Updated on December 5, 2018
Updated on December 5, 2018
By Ben Mirin, Safina Center Fellow
When I was three years old my mother bought me a book on penguins. I couldn’t read it, but I memorized the name of each species by its picture, and went to visit the Boston Aquarium to stare at the cackling Rockhopper Penguins. For me that’s where every trip to the aquarium really began.
My penguin passion precipitated a lifelong obsession with watching birds. According to my parents, the only tantrum I ever threw was when they took me away from watching the ducks at the entrance to the San Diego Wild Animal Park. When I was in high school I volunteered for Earth Watch and learned how to band birds in the Carpathian Basin in Eastern Europe. Living in Concord, Massachusetts, I learned to express my passion for nature by reading the works of Emerson and Thoreau, and I even got to confess my love of birds in a speech I gave to my high school senior year.
Over the past four years I’ve used music as a vehicle for sharing my ornithological passions with the world, and now I’m delighted to launch my first computer game based on that concept. The name of the game is BeastBox, and it lets anyone make music from animal sounds and remix them over a selection of beatbox beats. Originally launched on Cornell Lab’s interactive learning platform, Bird Academy, the game was launched this weekend on BrainPop, an educational website that reaches millions of students in classrooms around the world.
One of my favorite aspects of the game is the scrolling feature, which allows users to learn more about the animals in the game and hear their sounds as they were recorded in the wild. In addition to the game itself, the Cornell Lab has released a free K-12 curriculum teachers can use to incorporate BeastBox into classroom activities. As someone who struggled with science in school, I wish I’d had this game as part of my classes, and I cannot wait to see how it works for other students going forward.
The launch of BeastBox represents a meaningful step in my journey as a Safina Fellow. Throughout the course of my fellowship I have worked closely with this family of creative science communicators to develop programs that speak to the hearts and minds of future conservationists. Education has accordingly become a perennial topic of discussion in our little house on Long Island.
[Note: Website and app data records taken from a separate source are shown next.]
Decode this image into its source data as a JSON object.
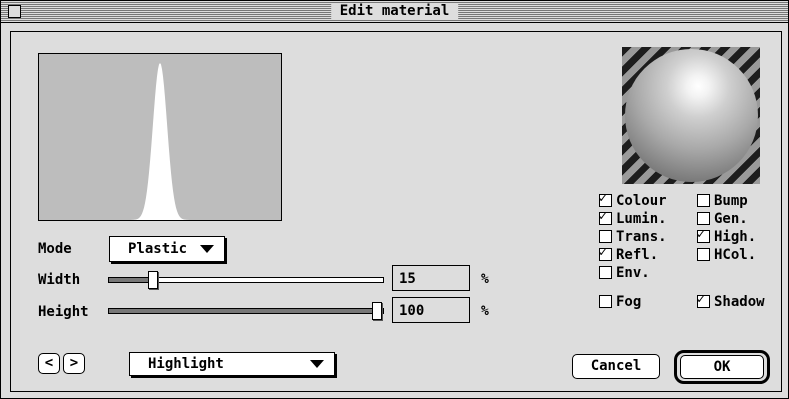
{
  "window": {
    "title": "Edit material"
  },
  "left": {
    "mode": {
      "label": "Mode",
      "value": "Plastic"
    },
    "width": {
      "label": "Width",
      "value": 15,
      "display": "15",
      "unit": "%"
    },
    "height": {
      "label": "Height",
      "value": 100,
      "display": "100",
      "unit": "%"
    }
  },
  "checkboxes": [
    {
      "label": "Colour",
      "checked": true,
      "check_mark": "✓"
    },
    {
      "label": "Bump",
      "checked": false,
      "check_mark": ""
    },
    {
      "label": "Lumin.",
      "checked": true,
      "check_mark": "✓"
    },
    {
      "label": "Gen.",
      "checked": false,
      "check_mark": ""
    },
    {
      "label": "Trans.",
      "checked": false,
      "check_mark": ""
    },
    {
      "label": "High.",
      "checked": true,
      "check_mark": "✓"
    },
    {
      "label": "Refl.",
      "checked": true,
      "check_mark": "✓"
    },
    {
      "label": "HCol.",
      "checked": false,
      "check_mark": ""
    },
    {
      "label": "Env.",
      "checked": false,
      "check_mark": ""
    },
    {
      "label": "Fog",
      "checked": false,
      "check_mark": ""
    },
    {
      "label": "Shadow",
      "checked": true,
      "check_mark": "✓"
    }
  ],
  "bottom": {
    "prev_label": "<",
    "next_label": ">",
    "page_select": "Highlight",
    "cancel_label": "Cancel",
    "ok_label": "OK"
  },
  "colors": {
    "background": "#dddddd",
    "graph": "#bdbdbd"
  }
}
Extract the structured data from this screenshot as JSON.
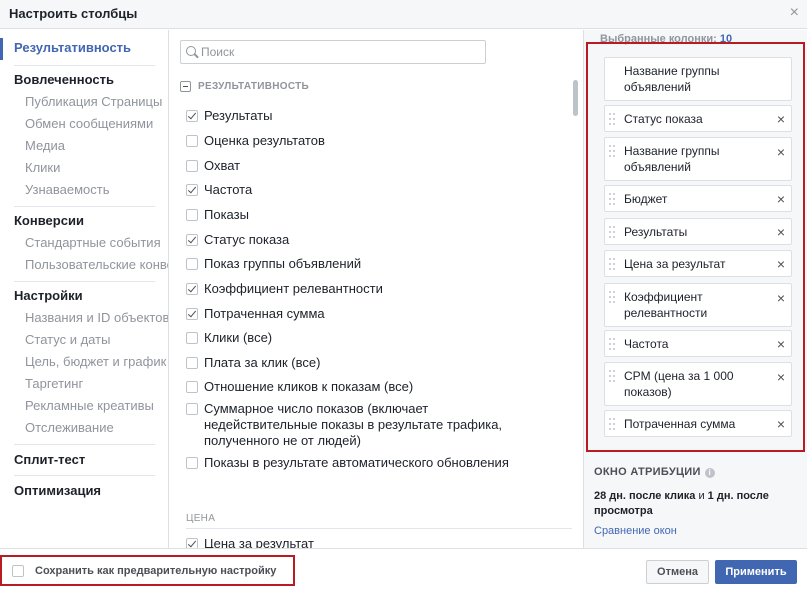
{
  "dialog": {
    "title": "Настроить столбцы",
    "close_icon": "×"
  },
  "nav": {
    "items": [
      {
        "label": "Результативность",
        "type": "group",
        "active": true
      },
      {
        "label": "Вовлеченность",
        "type": "group"
      },
      {
        "label": "Публикация Страницы",
        "type": "sub"
      },
      {
        "label": "Обмен сообщениями",
        "type": "sub"
      },
      {
        "label": "Медиа",
        "type": "sub"
      },
      {
        "label": "Клики",
        "type": "sub"
      },
      {
        "label": "Узнаваемость",
        "type": "sub"
      },
      {
        "label": "Конверсии",
        "type": "group"
      },
      {
        "label": "Стандартные события",
        "type": "sub"
      },
      {
        "label": "Пользовательские конверсии",
        "type": "sub"
      },
      {
        "label": "Настройки",
        "type": "group"
      },
      {
        "label": "Названия и ID объектов",
        "type": "sub"
      },
      {
        "label": "Статус и даты",
        "type": "sub"
      },
      {
        "label": "Цель, бюджет и график",
        "type": "sub"
      },
      {
        "label": "Таргетинг",
        "type": "sub"
      },
      {
        "label": "Рекламные креативы",
        "type": "sub"
      },
      {
        "label": "Отслеживание",
        "type": "sub"
      },
      {
        "label": "Сплит-тест",
        "type": "group"
      },
      {
        "label": "Оптимизация",
        "type": "group"
      }
    ]
  },
  "search": {
    "placeholder": "Поиск",
    "value": ""
  },
  "list": {
    "section_title": "РЕЗУЛЬТАТИВНОСТЬ",
    "rows": [
      {
        "label": "Результаты",
        "checked": true
      },
      {
        "label": "Оценка результатов",
        "checked": false
      },
      {
        "label": "Охват",
        "checked": false
      },
      {
        "label": "Частота",
        "checked": true
      },
      {
        "label": "Показы",
        "checked": false
      },
      {
        "label": "Статус показа",
        "checked": true
      },
      {
        "label": "Показ группы объявлений",
        "checked": false
      },
      {
        "label": "Коэффициент релевантности",
        "checked": true
      },
      {
        "label": "Потраченная сумма",
        "checked": true
      },
      {
        "label": "Клики (все)",
        "checked": false
      },
      {
        "label": "Плата за клик (все)",
        "checked": false
      },
      {
        "label": "Отношение кликов к показам (все)",
        "checked": false
      },
      {
        "label": "Суммарное число показов (включает недействительные показы в результате трафика, полученного не от людей)",
        "checked": false
      },
      {
        "label": "Показы в результате автоматического обновления",
        "checked": false
      }
    ],
    "price_section": "ЦЕНА",
    "price_rows": [
      {
        "label": "Цена за результат",
        "checked": true
      }
    ]
  },
  "selected": {
    "title": "Выбранные колонки:",
    "count": "10",
    "columns": [
      {
        "label": "Название группы объявлений",
        "fixed": true
      },
      {
        "label": "Статус показа"
      },
      {
        "label": "Название группы объявлений"
      },
      {
        "label": "Бюджет"
      },
      {
        "label": "Результаты"
      },
      {
        "label": "Цена за результат"
      },
      {
        "label": "Коэффициент релевантности"
      },
      {
        "label": "Частота"
      },
      {
        "label": "CPM (цена за 1 000 показов)"
      },
      {
        "label": "Потраченная сумма"
      }
    ],
    "remove_icon": "×"
  },
  "attribution": {
    "title": "ОКНО АТРИБУЦИИ",
    "info_icon": "i",
    "part1": "28 дн. после клика",
    "part2": " и ",
    "part3": "1 дн. после просмотра",
    "link": "Сравнение окон"
  },
  "footer": {
    "save_preset_label": "Сохранить как предварительную настройку",
    "save_preset_checked": false,
    "cancel_label": "Отмена",
    "apply_label": "Применить"
  },
  "colors": {
    "accent": "#4267b2",
    "highlight_red": "#b81c22"
  }
}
After all, a classroom provides an ideal laboratory in which to test new approaches for interpreting, communicating and teaching natural science. As conservationists, we are driven to enter that laboratory, to innovate how we transfer environmental awareness to young people and foster creative solutions to the environmental problems we see today.
In just the past few months, I’ve taken BeastBox on the road and watched as students fell in love with its dancing characters, wrote environmental rap lyrics to its beats, and produced their own music videos about its featured ecosystems. I even joined one class for a field trip in Wisconsin to record some of their own nature sounds and experience the importance of listening to nature firsthand. These experiences have left me humbled and amazed that my combinations of nature and music could resonate with so many people, and even more excited that they might prove useful to science education.
As 2018 draws to a close, we are all prone to take stock of the benchmarks we have reached and the achievements we’ve made over the last twelve months. In times when science and the environment are under constant attack, small victories in science communication become precious tokens of our willingness to fight for the planet we love. I cannot be sure if the games, films, music or television I have produced as a Safina Fellow will make concrete differences for the future of wildlife, but these investments in education, like those in conservation, are predicated on hope and take patience to observe. In the company of truly outstanding minds like those I’ve worked with, waiting for results doesn’t seem as scary. If anything, it feels like an opportunity to collect evidence for new ideas and prepare to throw my next hail mary into uncharted territory. The planet deserves nothing less.
My team and I will be collecting user data on BeastBox to facilitate future innovations around the game, and we hope you and your families enjoy playing it. Schools and educators with BrainPop accounts can play the game directly on their platform. For everyone else, BeastBox remains freely available on Bird Academy.